Tuxedo also offers a multitude of keyboard customization options. You can put just about anything you want on the keyboard, including nothing. You can also have your personalized logo engraved on the lid.
The InfinityBook Pro is built around an Intel Core i7-13700H. The model I tested had integrated graphics, but there is an option to configure your InfinityBook Pro with a high-end Nvidia GeForce RTX 3050 graphics card. I never felt the need, but if you're considering doing something other than light gaming is probably the way to go. (Screen refresh hits 90Hz, which is fine for gaming but not as fast as some displays.) I did some good video editing on this machine, and while it did spin the fan, it It was very fast. for my needs.
Speaking of fans, the InfinityBook Pro 14 has a dual-fan cooling system, which is double what you'll get in most slim laptops of this design. This works well too. Even though I exported large 5.2K video clips to 4K, the laptop never got too hot to have on my lap.
As with most Linux laptops, battery life is good, but can't match the newer MacBooks. Performing our usual battery drain test (looping a Full HD video at 75% brightness), the InfinityBook Pro lasted 6.5 hours. I didn't feel limited by battery life in the months I tested the InfinityBook Pro. I liked the brightness around 40% for web browsing and documents, so that's generally where I left it unless I was editing photos or videos. Average use, at 40% brightness, usually took me between nine and ten hours. A full day of work and change. This can be further improved and tweaked using Tuxedo's excellent Control Center app (more on that below).
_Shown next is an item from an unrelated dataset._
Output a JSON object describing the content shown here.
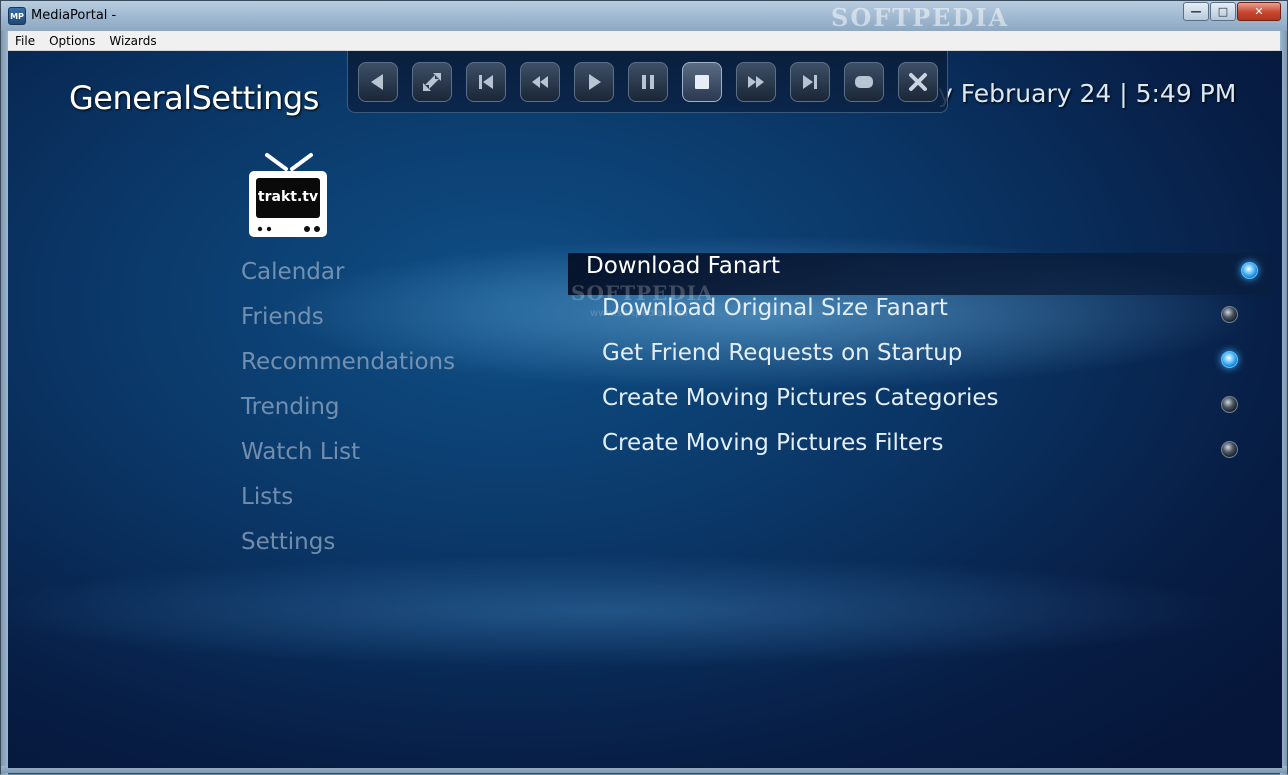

The InfinityBook offers more ports than you think. There's a Thunderbolt 4/USB-C port that can also charge, a USB-C 3.2 Gen2 port, two USB-A ports, a full-size SD card reader, an HDMI port, a headphone/mic port, and a jack separate power supply. . The latter is the quickest way to charge, although you can use a standard USB-C cord to charge. You will, however, need a 100 watt charger. My 60 watt charger worked, but under heavy load (exporting video for example) the laptop was consuming power faster than it could charge. The Tuxedo website has an entire page dedicated to the best settings for charging from USB-C.
The InfinityBook Pro's trackpad is large and responsive. There were times when my palms got touched while I was typing, but I still prefer to turn tapping off.
It runs Tuxedo OS or other Linux distributions
Like System76, Tuxedo laptops come with a custom operating system based on Ubuntu Linux, although they can run just about any Linux distribution. (I tested Fedora to see if it worked, and Arch because that's what I use most of the time.) Tuxedo OS, built around the KDE desktop, offers a good beginner-friendly Linux experience.